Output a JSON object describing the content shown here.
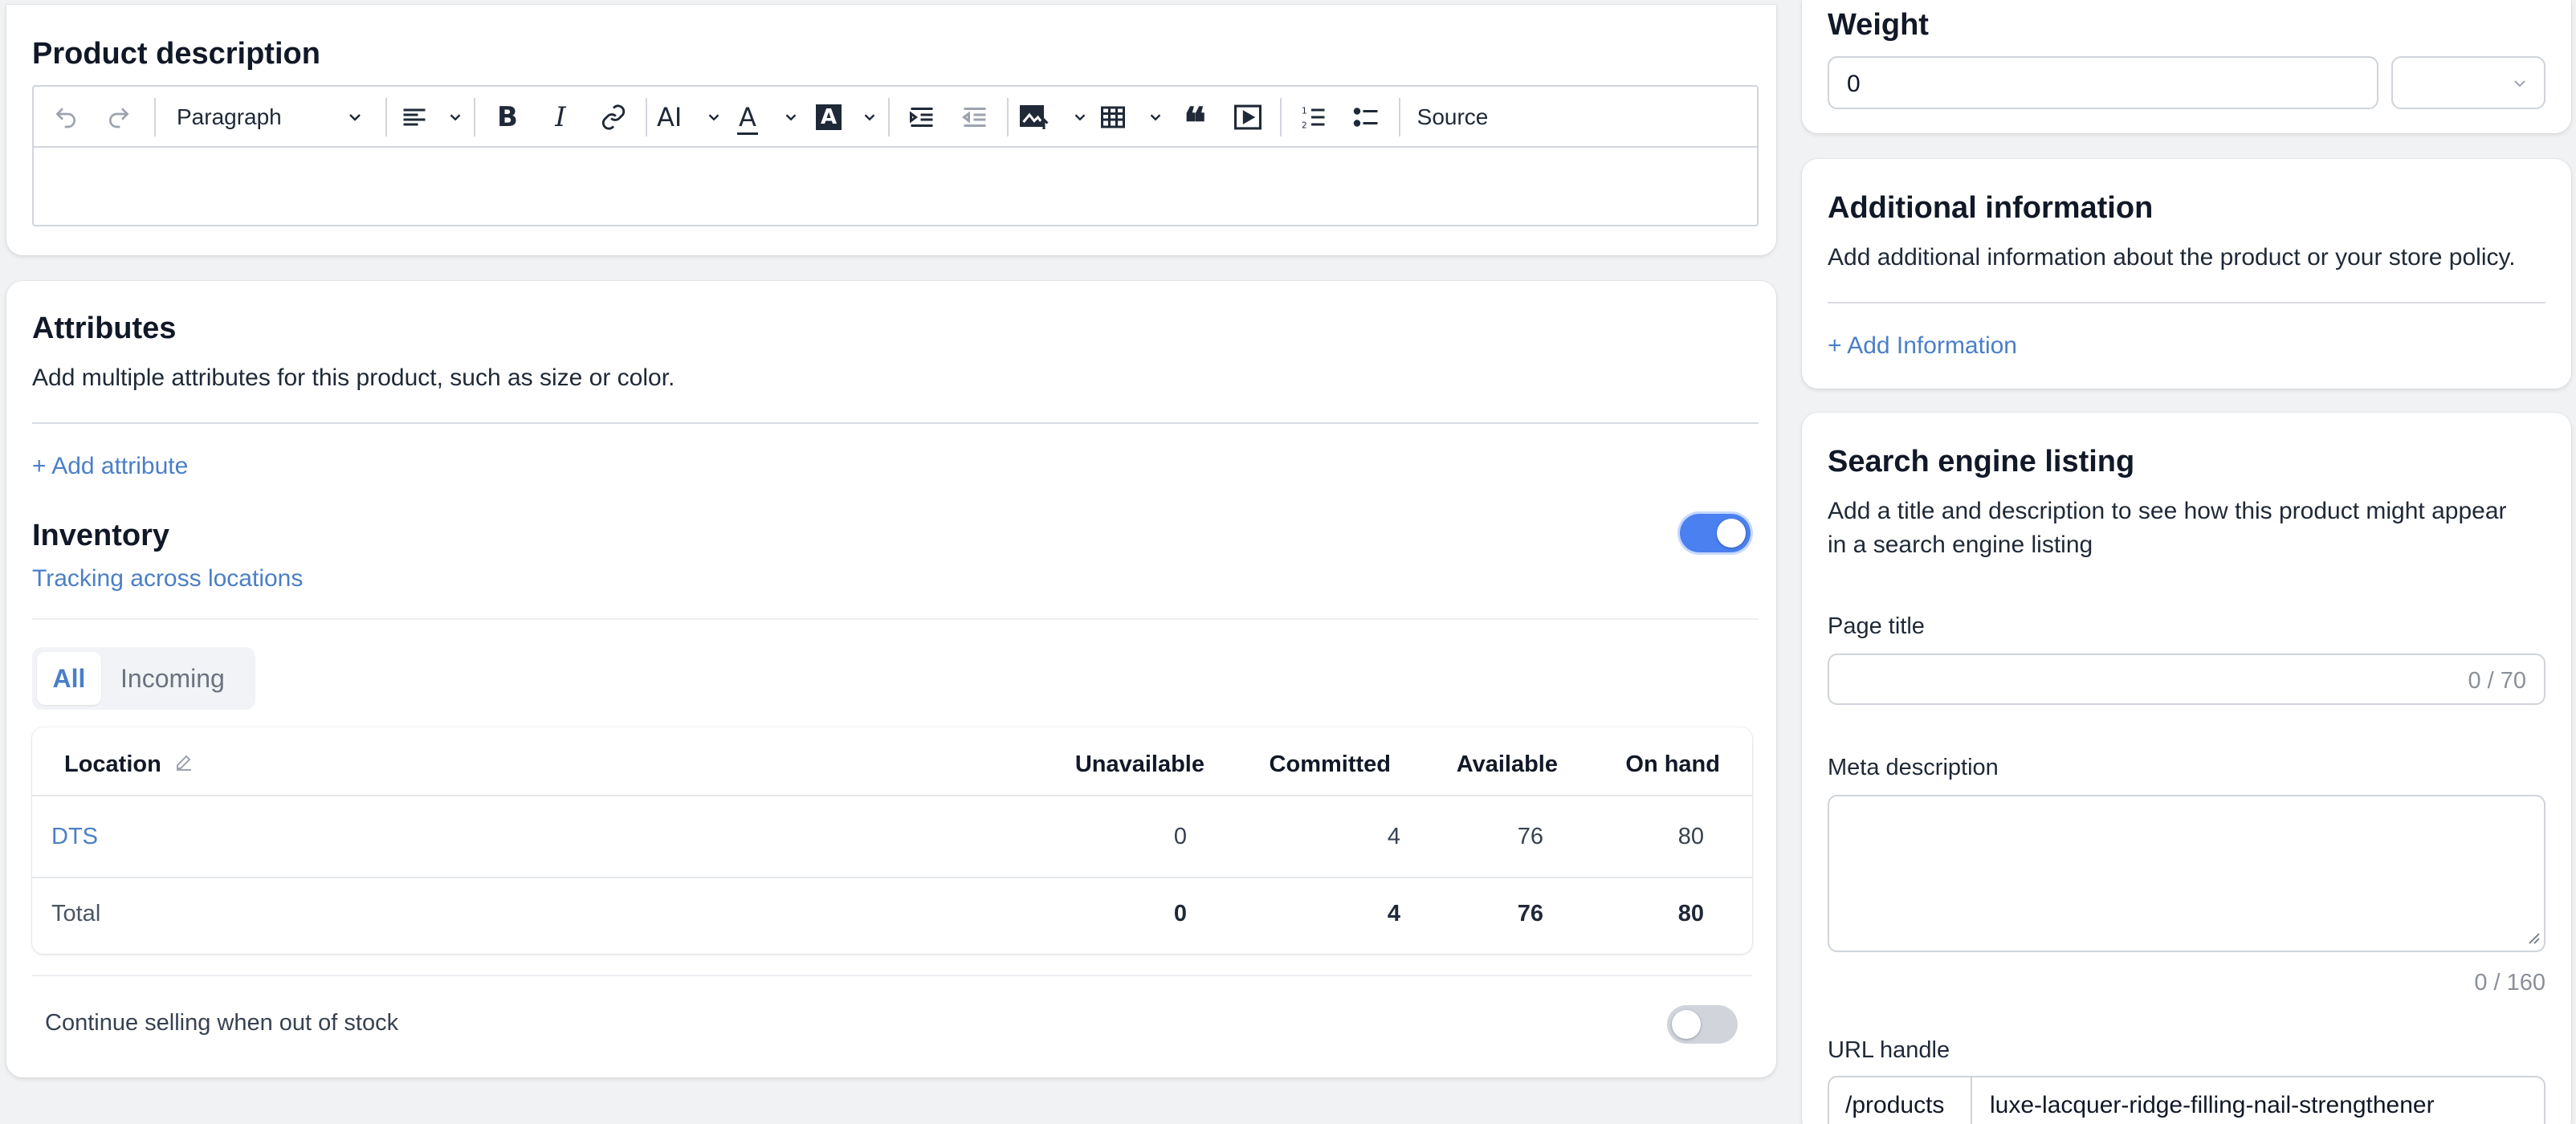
{
  "product_description": {
    "title": "Product description",
    "toolbar": {
      "paragraph_label": "Paragraph",
      "source_label": "Source"
    }
  },
  "attributes": {
    "title": "Attributes",
    "description": "Add multiple attributes for this product, such as size or color.",
    "add_label": "+ Add attribute"
  },
  "inventory": {
    "title": "Inventory",
    "subtitle": "Tracking across locations",
    "tracking_enabled": true,
    "tabs": [
      "All",
      "Incoming"
    ],
    "active_tab": "All",
    "columns": {
      "location": "Location",
      "unavailable": "Unavailable",
      "committed": "Committed",
      "available": "Available",
      "on_hand": "On hand"
    },
    "rows": [
      {
        "location": "DTS",
        "unavailable": "0",
        "committed": "4",
        "available": "76",
        "on_hand": "80"
      }
    ],
    "total": {
      "label": "Total",
      "unavailable": "0",
      "committed": "4",
      "available": "76",
      "on_hand": "80"
    },
    "continue_selling_label": "Continue selling when out of stock",
    "continue_selling_enabled": false
  },
  "weight": {
    "title": "Weight",
    "value": "0",
    "unit": ""
  },
  "additional_info": {
    "title": "Additional information",
    "description": "Add additional information about the product or your store policy.",
    "add_label": "+ Add Information"
  },
  "seo": {
    "title": "Search engine listing",
    "description_line1": "Add a title and description to see how this product might appear",
    "description_line2": "in a search engine listing",
    "page_title_label": "Page title",
    "page_title_value": "",
    "page_title_counter": "0 / 70",
    "meta_label": "Meta description",
    "meta_value": "",
    "meta_counter": "0 / 160",
    "url_label": "URL handle",
    "url_prefix": "/products",
    "url_value": "luxe-lacquer-ridge-filling-nail-strengthener"
  },
  "colors": {
    "accent": "#4a7fc8",
    "toggle_on": "#4a80f0",
    "toggle_off": "#d1d5db"
  }
}
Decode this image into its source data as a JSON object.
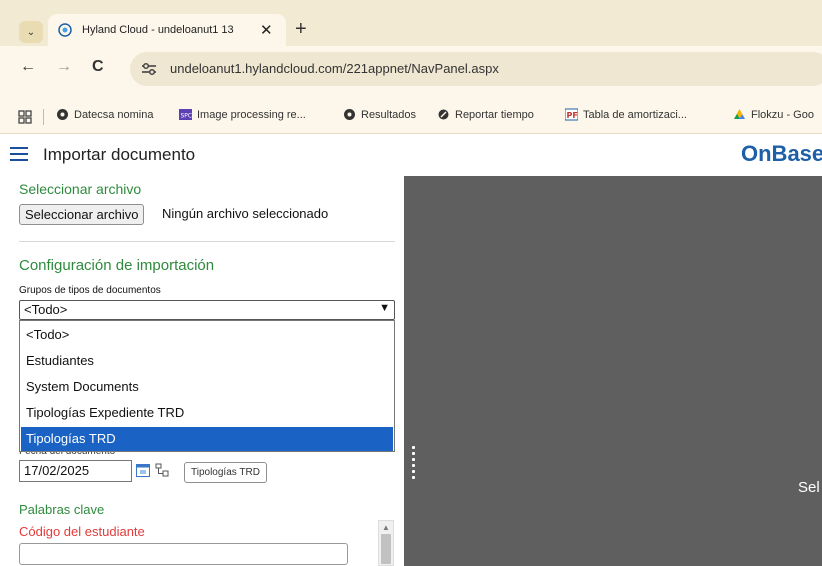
{
  "browser": {
    "tab_title": "Hyland Cloud - undeloanut1 13",
    "new_tab_glyph": "+",
    "close_glyph": "✕",
    "dropdown_glyph": "⌄",
    "url": "undeloanut1.hylandcloud.com/221appnet/NavPanel.aspx",
    "nav": {
      "back": "←",
      "forward": "→",
      "reload": "C"
    },
    "bookmarks": [
      {
        "label": "Datecsa nomina",
        "icon": "globe-icon"
      },
      {
        "label": "Image processing re...",
        "icon": "spc-icon"
      },
      {
        "label": "Resultados",
        "icon": "globe-icon"
      },
      {
        "label": "Reportar tiempo",
        "icon": "pen-icon"
      },
      {
        "label": "Tabla de amortizaci...",
        "icon": "pf-icon"
      },
      {
        "label": "Flokzu - Goo",
        "icon": "drive-icon"
      }
    ]
  },
  "app": {
    "title": "Importar documento",
    "brand": "OnBase"
  },
  "form": {
    "select_file_section": "Seleccionar archivo",
    "select_file_button": "Seleccionar archivo",
    "no_file_text": "Ningún archivo seleccionado",
    "config_section": "Configuración de importación",
    "doc_groups_label": "Grupos de tipos de documentos",
    "doc_groups_value": "<Todo>",
    "doc_groups_options": [
      "<Todo>",
      "Estudiantes",
      "System Documents",
      "Tipologías Expediente TRD",
      "Tipologías TRD"
    ],
    "doc_groups_selected": "Tipologías TRD",
    "date_label": "Fecha del documento",
    "date_value": "17/02/2025",
    "doc_type_button": "Tipologías TRD",
    "keywords_section": "Palabras clave",
    "student_code_label": "Código del estudiante"
  },
  "viewer": {
    "text": "Sel"
  },
  "colors": {
    "accent_green": "#2e8b3d",
    "brand_blue": "#1d5fa8",
    "selected_blue": "#1a63c4",
    "required_red": "#e23b3b",
    "viewer_gray": "#5f5f5f"
  }
}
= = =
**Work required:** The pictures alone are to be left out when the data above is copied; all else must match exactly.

**Answer box:**
Output a JSON object describing the content shown here.
{
  "product_description": {
    "title": "Product description",
    "toolbar": {
      "paragraph_label": "Paragraph",
      "source_label": "Source"
    }
  },
  "attributes": {
    "title": "Attributes",
    "description": "Add multiple attributes for this product, such as size or color.",
    "add_label": "+ Add attribute"
  },
  "inventory": {
    "title": "Inventory",
    "subtitle": "Tracking across locations",
    "tracking_enabled": true,
    "tabs": [
      "All",
      "Incoming"
    ],
    "active_tab": "All",
    "columns": {
      "location": "Location",
      "unavailable": "Unavailable",
      "committed": "Committed",
      "available": "Available",
      "on_hand": "On hand"
    },
    "rows": [
      {
        "location": "DTS",
        "unavailable": "0",
        "committed": "4",
        "available": "76",
        "on_hand": "80"
      }
    ],
    "total": {
      "label": "Total",
      "unavailable": "0",
      "committed": "4",
      "available": "76",
      "on_hand": "80"
    },
    "continue_selling_label": "Continue selling when out of stock",
    "continue_selling_enabled": false
  },
  "weight": {
    "title": "Weight",
    "value": "0",
    "unit": ""
  },
  "additional_info": {
    "title": "Additional information",
    "description": "Add additional information about the product or your store policy.",
    "add_label": "+ Add Information"
  },
  "seo": {
    "title": "Search engine listing",
    "description_line1": "Add a title and description to see how this product might appear",
    "description_line2": "in a search engine listing",
    "page_title_label": "Page title",
    "page_title_value": "",
    "page_title_counter": "0 / 70",
    "meta_label": "Meta description",
    "meta_value": "",
    "meta_counter": "0 / 160",
    "url_label": "URL handle",
    "url_prefix": "/products",
    "url_value": "luxe-lacquer-ridge-filling-nail-strengthener"
  },
  "colors": {
    "accent": "#4a7fc8",
    "toggle_on": "#4a80f0",
    "toggle_off": "#d1d5db"
  }
}
Decode this image into its source data as a JSON object.
{
  "browser": {
    "tab_title": "Hyland Cloud - undeloanut1 13",
    "new_tab_glyph": "+",
    "close_glyph": "✕",
    "dropdown_glyph": "⌄",
    "url": "undeloanut1.hylandcloud.com/221appnet/NavPanel.aspx",
    "nav": {
      "back": "←",
      "forward": "→",
      "reload": "C"
    },
    "bookmarks": [
      {
        "label": "Datecsa nomina",
        "icon": "globe-icon"
      },
      {
        "label": "Image processing re...",
        "icon": "spc-icon"
      },
      {
        "label": "Resultados",
        "icon": "globe-icon"
      },
      {
        "label": "Reportar tiempo",
        "icon": "pen-icon"
      },
      {
        "label": "Tabla de amortizaci...",
        "icon": "pf-icon"
      },
      {
        "label": "Flokzu - Goo",
        "icon": "drive-icon"
      }
    ]
  },
  "app": {
    "title": "Importar documento",
    "brand": "OnBase"
  },
  "form": {
    "select_file_section": "Seleccionar archivo",
    "select_file_button": "Seleccionar archivo",
    "no_file_text": "Ningún archivo seleccionado",
    "config_section": "Configuración de importación",
    "doc_groups_label": "Grupos de tipos de documentos",
    "doc_groups_value": "<Todo>",
    "doc_groups_options": [
      "<Todo>",
      "Estudiantes",
      "System Documents",
      "Tipologías Expediente TRD",
      "Tipologías TRD"
    ],
    "doc_groups_selected": "Tipologías TRD",
    "date_label": "Fecha del documento",
    "date_value": "17/02/2025",
    "doc_type_button": "Tipologías TRD",
    "keywords_section": "Palabras clave",
    "student_code_label": "Código del estudiante"
  },
  "viewer": {
    "text": "Sel"
  },
  "colors": {
    "accent_green": "#2e8b3d",
    "brand_blue": "#1d5fa8",
    "selected_blue": "#1a63c4",
    "required_red": "#e23b3b",
    "viewer_gray": "#5f5f5f"
  }
}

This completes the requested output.